**Exercise description**. Find the line containing "What data populates", then print it and each line after it through the end of the listing exactly, with no pictures.

**Input data**.

+++++

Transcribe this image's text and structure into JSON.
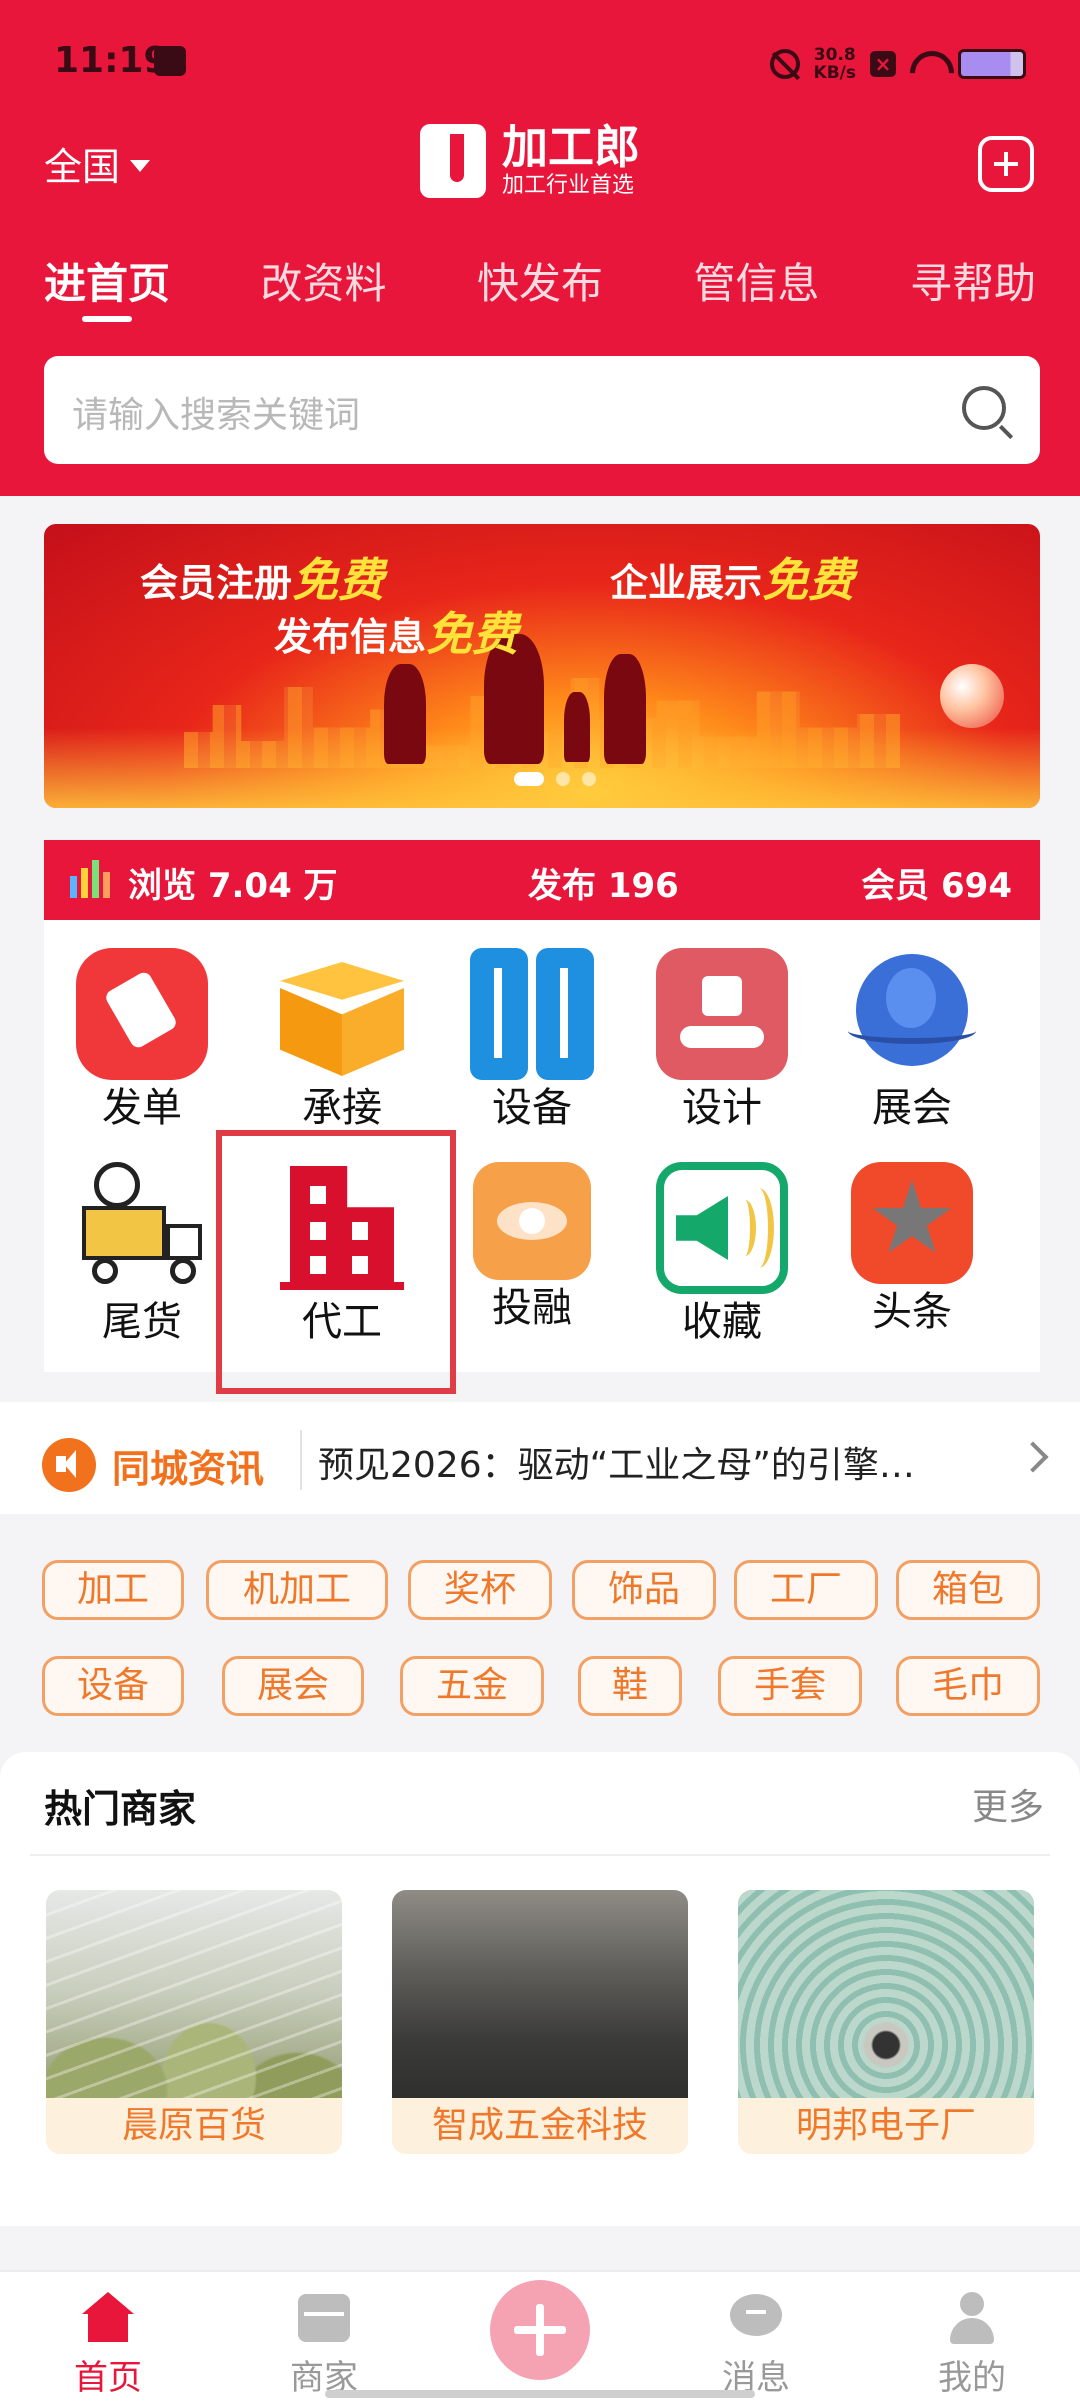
{
  "status": {
    "time": "11:19",
    "speed_top": "30.8",
    "speed_bottom": "KB/s"
  },
  "header": {
    "region": "全国",
    "logo_title": "加工郎",
    "logo_subtitle": "加工行业首选",
    "tabs": [
      {
        "label": "进首页",
        "active": true
      },
      {
        "label": "改资料"
      },
      {
        "label": "快发布"
      },
      {
        "label": "管信息"
      },
      {
        "label": "寻帮助"
      }
    ],
    "search_placeholder": "请输入搜索关键词"
  },
  "banner": {
    "line1_a": "会员注册",
    "line1_a_hl": "免费",
    "line1_b": "企业展示",
    "line1_b_hl": "免费",
    "line2": "发布信息",
    "line2_hl": "免费"
  },
  "stats": {
    "views": "浏览 7.04 万",
    "published": "发布 196",
    "members": "会员 694"
  },
  "grid": [
    {
      "label": "发单",
      "icon": "pencil-icon",
      "color": "#f0383a"
    },
    {
      "label": "承接",
      "icon": "box-icon",
      "color": "#f9a21a"
    },
    {
      "label": "设备",
      "icon": "cabinet-icon",
      "color": "#1f8fe0"
    },
    {
      "label": "设计",
      "icon": "hand-box-icon",
      "color": "#e05a64"
    },
    {
      "label": "展会",
      "icon": "globe-icon",
      "color": "#3a6fd8"
    },
    {
      "label": "尾货",
      "icon": "truck-icon",
      "color": "#f3c544"
    },
    {
      "label": "代工",
      "icon": "building-icon",
      "color": "#d8102e"
    },
    {
      "label": "投融",
      "icon": "eye-icon",
      "color": "#f7a04a"
    },
    {
      "label": "收藏",
      "icon": "speaker-icon",
      "color": "#14a86a"
    },
    {
      "label": "头条",
      "icon": "star-icon",
      "color": "#f04a2a"
    }
  ],
  "news": {
    "tag": "同城资讯",
    "text": "预见2026：驱动“工业之母”的引擎…"
  },
  "chips": [
    "加工",
    "机加工",
    "奖杯",
    "饰品",
    "工厂",
    "箱包",
    "设备",
    "展会",
    "五金",
    "鞋",
    "手套",
    "毛巾"
  ],
  "hot": {
    "title": "热门商家",
    "more": "更多",
    "cards": [
      {
        "name": "晨原百货"
      },
      {
        "name": "智成五金科技"
      },
      {
        "name": "明邦电子厂"
      }
    ]
  },
  "bottom_nav": [
    {
      "label": "首页",
      "active": true
    },
    {
      "label": "商家"
    },
    {
      "label": "消息"
    },
    {
      "label": "我的"
    }
  ]
}
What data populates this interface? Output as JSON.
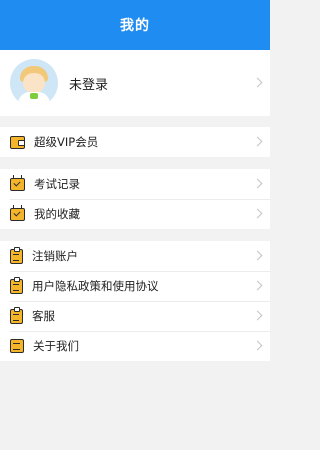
{
  "header": {
    "title": "我的"
  },
  "profile": {
    "name": "未登录",
    "avatar_icon": "user-avatar"
  },
  "groups": [
    {
      "items": [
        {
          "label": "超级VIP会员",
          "icon": "wallet-icon"
        }
      ]
    },
    {
      "items": [
        {
          "label": "考试记录",
          "icon": "calendar-check-icon"
        },
        {
          "label": "我的收藏",
          "icon": "calendar-check-icon"
        }
      ]
    },
    {
      "items": [
        {
          "label": "注销账户",
          "icon": "clipboard-icon"
        },
        {
          "label": "用户隐私政策和使用协议",
          "icon": "clipboard-icon"
        },
        {
          "label": "客服",
          "icon": "clipboard-icon"
        },
        {
          "label": "关于我们",
          "icon": "notes-icon"
        }
      ]
    }
  ],
  "colors": {
    "header_bg": "#1e8cf0",
    "icon_fill": "#f4b52b",
    "page_bg": "#f2f2f2"
  }
}
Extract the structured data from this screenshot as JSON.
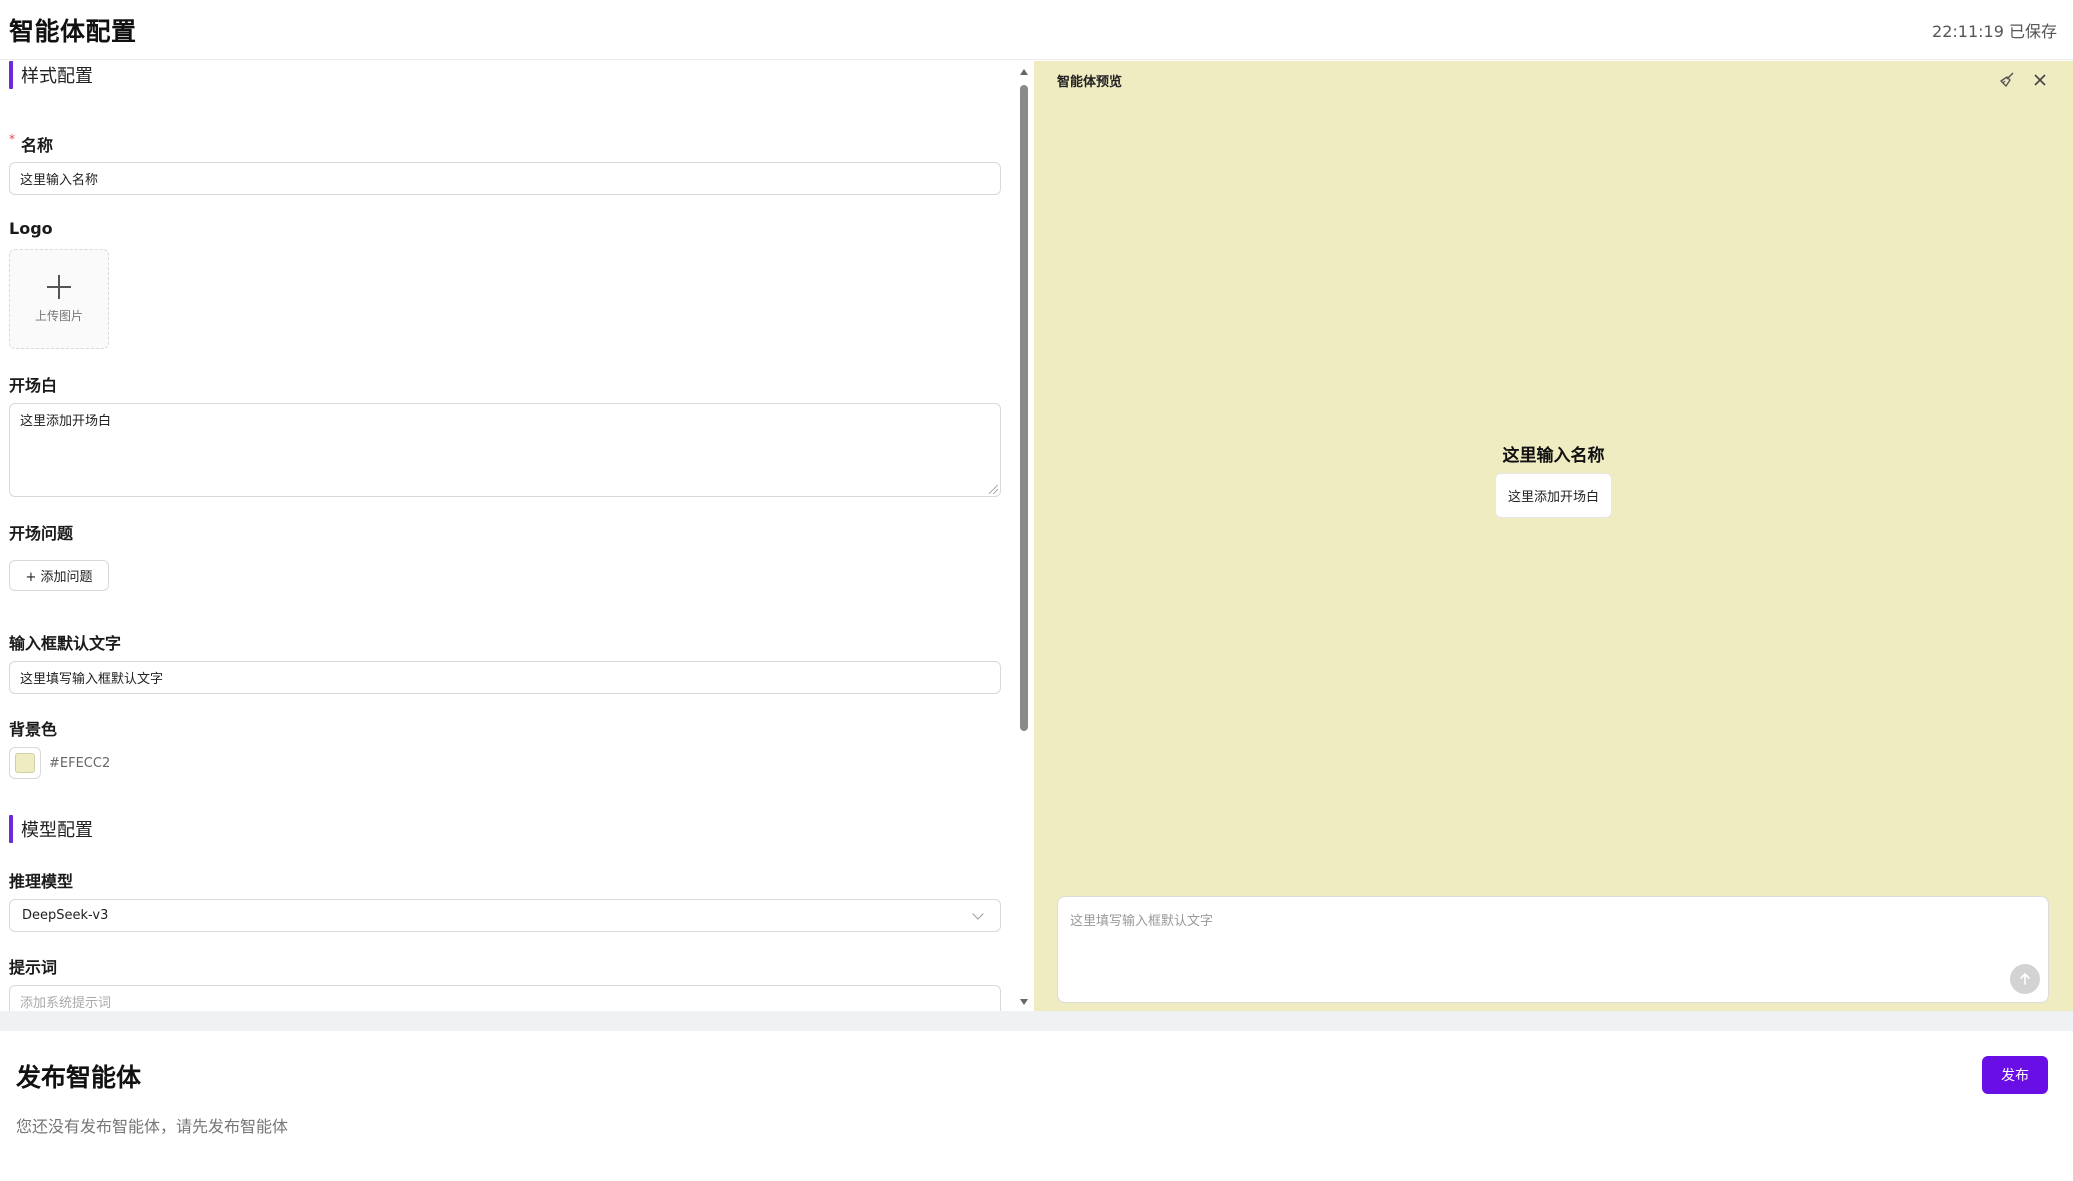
{
  "header": {
    "title": "智能体配置",
    "save_status": "22:11:19 已保存"
  },
  "style_section": {
    "title": "样式配置",
    "name": {
      "label": "名称",
      "required": "*",
      "value": "这里输入名称"
    },
    "logo": {
      "label": "Logo",
      "upload_text": "上传图片"
    },
    "opening": {
      "label": "开场白",
      "value": "这里添加开场白"
    },
    "questions": {
      "label": "开场问题",
      "add_button": "+ 添加问题"
    },
    "placeholder_text": {
      "label": "输入框默认文字",
      "value": "这里填写输入框默认文字"
    },
    "background": {
      "label": "背景色",
      "value": "#EFECC2"
    }
  },
  "model_section": {
    "title": "模型配置",
    "model": {
      "label": "推理模型",
      "value": "DeepSeek-v3"
    },
    "prompt": {
      "label": "提示词",
      "placeholder": "添加系统提示词"
    }
  },
  "preview": {
    "title": "智能体预览",
    "agent_name": "这里输入名称",
    "opening": "这里添加开场白",
    "input_placeholder": "这里填写输入框默认文字",
    "background_color": "#EFECC2"
  },
  "publish": {
    "title": "发布智能体",
    "description": "您还没有发布智能体，请先发布智能体",
    "button_label": "发布"
  },
  "colors": {
    "accent": "#6a0ee6",
    "section_bar": "#6b2bd9",
    "preview_bg": "#EFECC2"
  }
}
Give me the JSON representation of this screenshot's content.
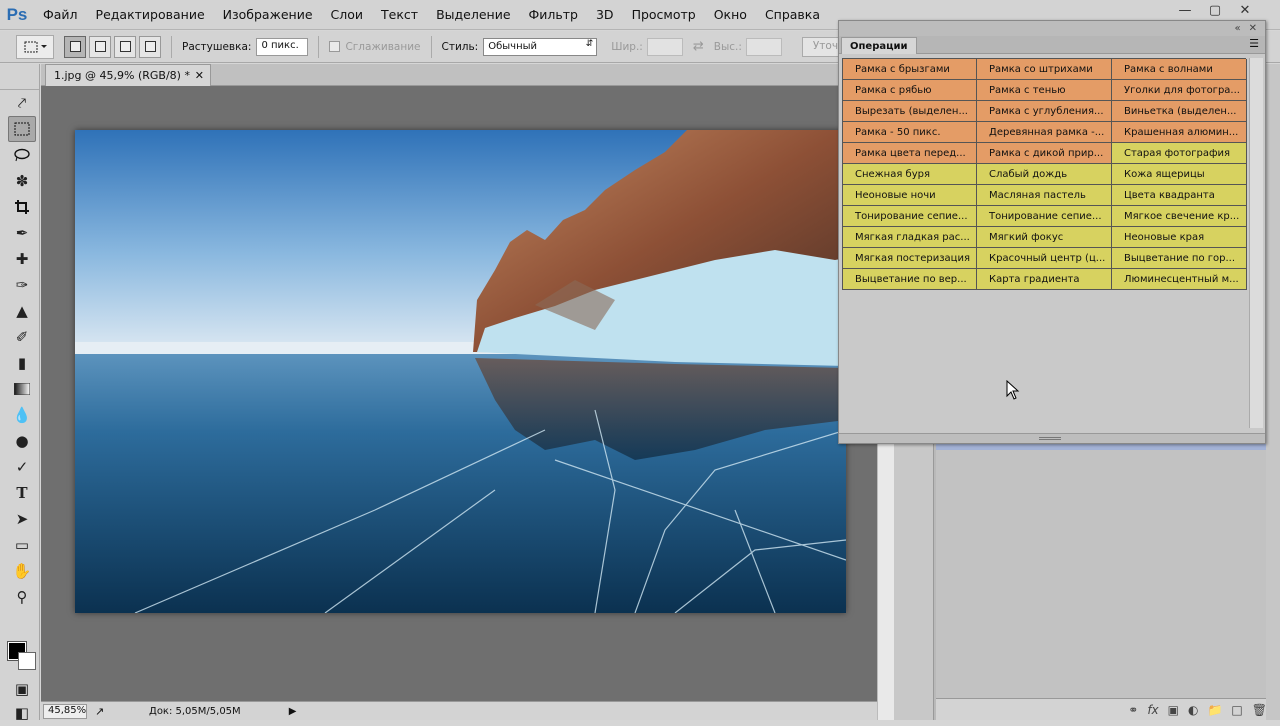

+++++

**Final answer**.
What data populates this interface? Output as JSON.
{
  "header": {
    "title": "我的"
  },
  "profile": {
    "name": "未登录",
    "avatar_icon": "user-avatar"
  },
  "groups": [
    {
      "items": [
        {
          "label": "超级VIP会员",
          "icon": "wallet-icon"
        }
      ]
    },
    {
      "items": [
        {
          "label": "考试记录",
          "icon": "calendar-check-icon"
        },
        {
          "label": "我的收藏",
          "icon": "calendar-check-icon"
        }
      ]
    },
    {
      "items": [
        {
          "label": "注销账户",
          "icon": "clipboard-icon"
        },
        {
          "label": "用户隐私政策和使用协议",
          "icon": "clipboard-icon"
        },
        {
          "label": "客服",
          "icon": "clipboard-icon"
        },
        {
          "label": "关于我们",
          "icon": "notes-icon"
        }
      ]
    }
  ],
  "colors": {
    "header_bg": "#1e8cf0",
    "icon_fill": "#f4b52b",
    "page_bg": "#f2f2f2"
  }
}
Extract the structured data from this screenshot as JSON.
{
  "header": {
    "title": "智能体配置",
    "save_status": "22:11:19 已保存"
  },
  "style_section": {
    "title": "样式配置",
    "name": {
      "label": "名称",
      "required": "*",
      "value": "这里输入名称"
    },
    "logo": {
      "label": "Logo",
      "upload_text": "上传图片"
    },
    "opening": {
      "label": "开场白",
      "value": "这里添加开场白"
    },
    "questions": {
      "label": "开场问题",
      "add_button": "+ 添加问题"
    },
    "placeholder_text": {
      "label": "输入框默认文字",
      "value": "这里填写输入框默认文字"
    },
    "background": {
      "label": "背景色",
      "value": "#EFECC2"
    }
  },
  "model_section": {
    "title": "模型配置",
    "model": {
      "label": "推理模型",
      "value": "DeepSeek-v3"
    },
    "prompt": {
      "label": "提示词",
      "placeholder": "添加系统提示词"
    }
  },
  "preview": {
    "title": "智能体预览",
    "agent_name": "这里输入名称",
    "opening": "这里添加开场白",
    "input_placeholder": "这里填写输入框默认文字",
    "background_color": "#EFECC2"
  },
  "publish": {
    "title": "发布智能体",
    "description": "您还没有发布智能体，请先发布智能体",
    "button_label": "发布"
  },
  "colors": {
    "accent": "#6a0ee6",
    "section_bar": "#6b2bd9",
    "preview_bg": "#EFECC2"
  }
}
Give me the JSON representation of this screenshot's content.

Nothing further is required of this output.